Cinder is one of the more high profile YA novels of recent years. The debut novel by Marissa Meyer, it is the first volume in the Lunar Chronicles series, which wrapped up late last year with Winter. The series is much discussed on book blogs and in BookTube videos, and a film adaptation of Cinder is apparently in the works. All of this means that, when I resolved to read more YA titles this year, Meyer’s novels were near the top of my list.
Having read Cinder, though, I am yet to decide whether to continue with the rest of the series. On one hand, there is some good stuff here. For a relatively short book, Cinder is packed with ideas. As the title suggests, this is a loose retelling of the Cinderella story and the way in which Meyer transmutes this well-known fairytale is both deliciously wry and wonderfully inventive.
She sets her story some distance into the future in a place known as New Beijing. We never get a clear idea what happened to ‘Old’ Beijing but we do find out that there have been a further two world wars since our time and that humankind has suffered a ‘Fall’ of some description. There are post-apocalyptic, dystopian tones here.
Cinder herself is a renowned mechanic who also happens to be a cyborg. Both she and her handsome prince, in this instance Prince Kaito (known as Kai), have a fine line in sarcasm and there are some nice, witty exchanges between the two. The wicked stepmother is still in evidence, but we have only one ugly stepsister in this instance (and ugly on the inside at that): The other is actually rather nice and is Cinder’s only human friend. All of these characters are affected by letumosis (helpfully autocorrected to legumes), a deadly plague that is sweeping across the planet.
This ‘micro story’ in which these characters are involved is tethered to a ‘macro story’ that, presumably, will run throughout the series. This involves a growing enmity between the people of Earth and the Lunar; a race with powers of psychic control ruled over by a – you guessed it – wicked queen (Levana).

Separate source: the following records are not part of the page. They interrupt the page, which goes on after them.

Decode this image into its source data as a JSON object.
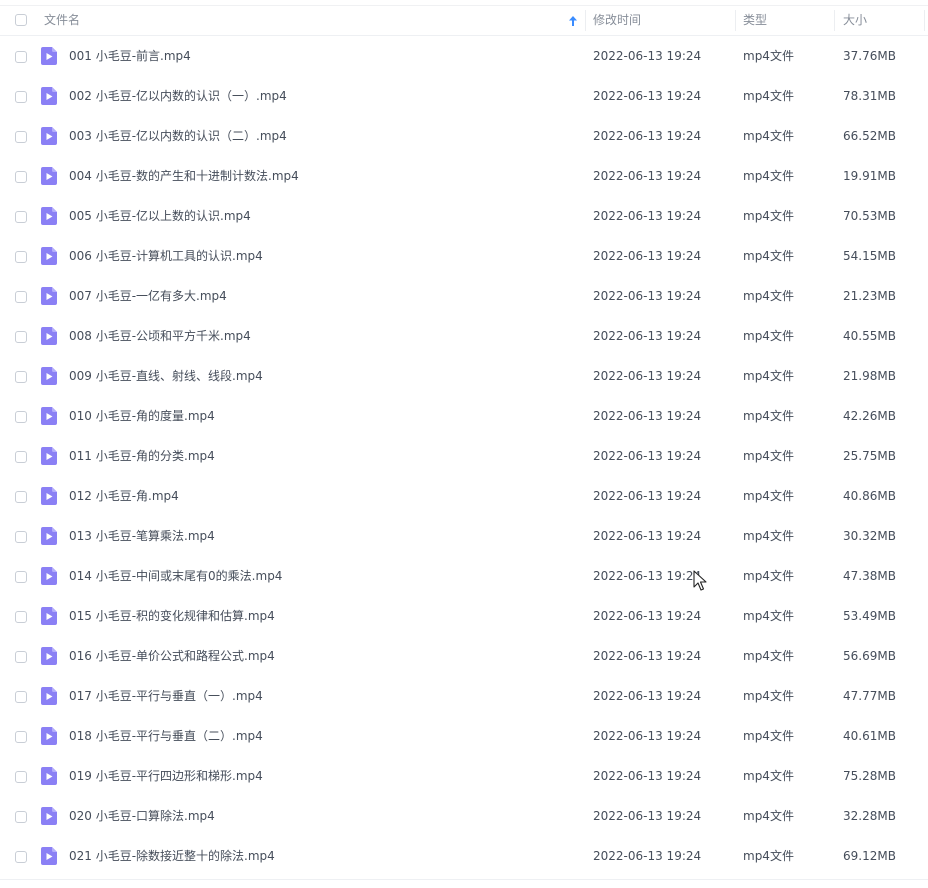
{
  "header": {
    "name": "文件名",
    "modified": "修改时间",
    "type": "类型",
    "size": "大小",
    "sort_icon": "sort-up-arrow-icon"
  },
  "colors": {
    "icon": "#8b80f5",
    "accent": "#3a8cff"
  },
  "file_icon": "video-file-icon",
  "rows": [
    {
      "name": "001 小毛豆-前言.mp4",
      "time": "2022-06-13 19:24",
      "type": "mp4文件",
      "size": "37.76MB"
    },
    {
      "name": "002 小毛豆-亿以内数的认识（一）.mp4",
      "time": "2022-06-13 19:24",
      "type": "mp4文件",
      "size": "78.31MB"
    },
    {
      "name": "003 小毛豆-亿以内数的认识（二）.mp4",
      "time": "2022-06-13 19:24",
      "type": "mp4文件",
      "size": "66.52MB"
    },
    {
      "name": "004 小毛豆-数的产生和十进制计数法.mp4",
      "time": "2022-06-13 19:24",
      "type": "mp4文件",
      "size": "19.91MB"
    },
    {
      "name": "005 小毛豆-亿以上数的认识.mp4",
      "time": "2022-06-13 19:24",
      "type": "mp4文件",
      "size": "70.53MB"
    },
    {
      "name": "006 小毛豆-计算机工具的认识.mp4",
      "time": "2022-06-13 19:24",
      "type": "mp4文件",
      "size": "54.15MB"
    },
    {
      "name": "007 小毛豆-一亿有多大.mp4",
      "time": "2022-06-13 19:24",
      "type": "mp4文件",
      "size": "21.23MB"
    },
    {
      "name": "008 小毛豆-公顷和平方千米.mp4",
      "time": "2022-06-13 19:24",
      "type": "mp4文件",
      "size": "40.55MB"
    },
    {
      "name": "009 小毛豆-直线、射线、线段.mp4",
      "time": "2022-06-13 19:24",
      "type": "mp4文件",
      "size": "21.98MB"
    },
    {
      "name": "010 小毛豆-角的度量.mp4",
      "time": "2022-06-13 19:24",
      "type": "mp4文件",
      "size": "42.26MB"
    },
    {
      "name": "011 小毛豆-角的分类.mp4",
      "time": "2022-06-13 19:24",
      "type": "mp4文件",
      "size": "25.75MB"
    },
    {
      "name": "012 小毛豆-角.mp4",
      "time": "2022-06-13 19:24",
      "type": "mp4文件",
      "size": "40.86MB"
    },
    {
      "name": "013 小毛豆-笔算乘法.mp4",
      "time": "2022-06-13 19:24",
      "type": "mp4文件",
      "size": "30.32MB"
    },
    {
      "name": "014 小毛豆-中间或末尾有0的乘法.mp4",
      "time": "2022-06-13 19:24",
      "type": "mp4文件",
      "size": "47.38MB"
    },
    {
      "name": "015 小毛豆-积的变化规律和估算.mp4",
      "time": "2022-06-13 19:24",
      "type": "mp4文件",
      "size": "53.49MB"
    },
    {
      "name": "016 小毛豆-单价公式和路程公式.mp4",
      "time": "2022-06-13 19:24",
      "type": "mp4文件",
      "size": "56.69MB"
    },
    {
      "name": "017 小毛豆-平行与垂直（一）.mp4",
      "time": "2022-06-13 19:24",
      "type": "mp4文件",
      "size": "47.77MB"
    },
    {
      "name": "018 小毛豆-平行与垂直（二）.mp4",
      "time": "2022-06-13 19:24",
      "type": "mp4文件",
      "size": "40.61MB"
    },
    {
      "name": "019 小毛豆-平行四边形和梯形.mp4",
      "time": "2022-06-13 19:24",
      "type": "mp4文件",
      "size": "75.28MB"
    },
    {
      "name": "020 小毛豆-口算除法.mp4",
      "time": "2022-06-13 19:24",
      "type": "mp4文件",
      "size": "32.28MB"
    },
    {
      "name": "021 小毛豆-除数接近整十的除法.mp4",
      "time": "2022-06-13 19:24",
      "type": "mp4文件",
      "size": "69.12MB"
    }
  ]
}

And so we move onto the ‘on the other hand’ bit. Whilst the novel is absolutely packed with brilliant ideas, none of them are really explored in much depth. It is strongly implied that humanity has fallen but the nature of this Fall is never made clear. And the novel is set in New Beijing, which seems such a specific, considered choice but we get so little sense of its culture that it could have been set anywhere. More is made of the fact that Cinder is a cyborg but not enough. She is excluded, persecuted, feels like an outsider. But the broader implications of her nature are overlooked. To what extent is she human? What implications does this have for humanity? Is she, in some ways, more human than the humans? As with the implied Fall, Meyer sidesteps the opportunity to explore deeper themes and, as a consequence, the novel feels superficial.
The writing is also rather shaky in places. Even when unjust and horrible things happen to Cinder, the events are conveyed in stilted, somewhat flat language that fails to evoke much emotion. Berated by her stepmother in the most awful of ways, Cinder merely responds by ‘stomping her foot’, thus sucking all of the tension out of the scene in a millisecond.
I have to be fair here, though, and say that although I was hugely dissatisfied with the story, I was never bored and it did hold my interest. There are also some very well executed action scenes towards the end. This could have been so much more than a pacy blockbuster, though. Ultimately, I feel that this is a novel that starts out as being inventive and becomes a narrative full of wasted opportunities. It touches upon so many potentially thought-provoking themes that are never fully explored.